Dynamic Modeling and Simulation of Two-phase Evaporators and Condensers in the context of a CO2 Based District Energy Network
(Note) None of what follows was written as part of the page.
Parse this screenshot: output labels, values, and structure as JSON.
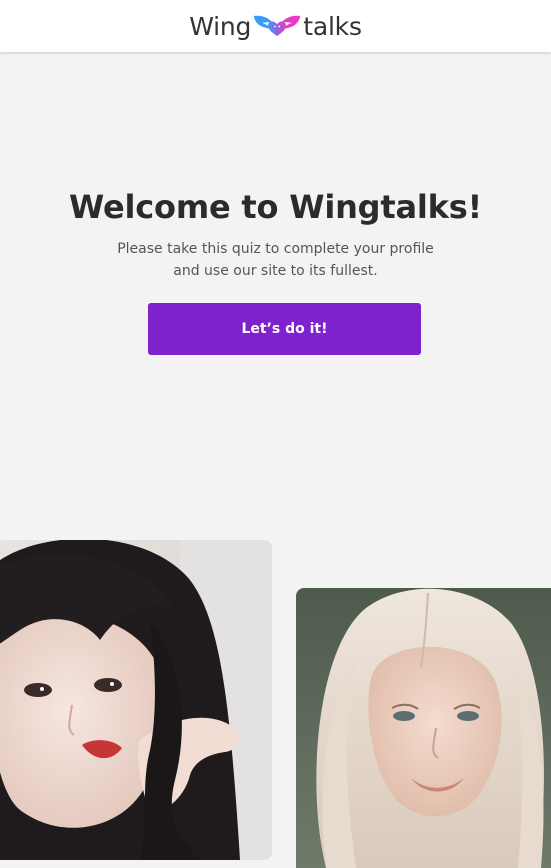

A new type of district energy network has recently been proposed that is based on the use of CO2 as a heat transfer fluid. It uses the latent heat of vaporization, instead of sensible heat, to store and transfer heat. Previous studies have focused on demonstrating the potential of such a network in terms of energy efficiency and economy. In order to assess the technical feasibility of such a network, and to address some of the safety related issues, an analysis of the network’s dynamics is required. Such an analysis requires models to be developed for the network’s central plant, heating users’ substations, cooling users’ substations, as well as for the piping. Moreover these dynamic models should be developed in such a way that they can be calibrated with the help of a future experimental setup. In this context a dynamic model of a plate evaporator (also useable as a plate condenser) is presented, it is based on a one dimensional local formulation of the conservation laws for mass, momentum and energy. In this formulation, mass and energy in the components are allowed to vary, while non stationary terms in the momentum equation are neglected. On the water side, frictional pressure drops are computed with Churchill equation while heat transfer coefficient is computed with Gnielinski’s correlation. On the refrigerant side, a constant friction factor was implemented, while heat transfer coefficient is set to a reference value at reference conditions of mass flux and pressure. Variations of the heat transfer coefficient due to changes with respect to these two conditions are handled with exponents. These values are to be calibrated experimentally in a future work. The thermal capacity due to the mass of construction material was also accounted for in the model. In order to select an appropriate control scheme to be used in the experimental facility and, later on in a real network, the behavior of a cooling user substation including a control valve and an evaporator is discussed. A proportional integral controller showed its ability to stabilize the system to a desired degree of superheat at the evaporator outlet. Finally, perturbation rejection tests were made, and showed the ability of the system to operate under changing conditions of CO2 pressure and inlet enthalpy, as well as changes in the water mass flowrate, and inlet enthalpy.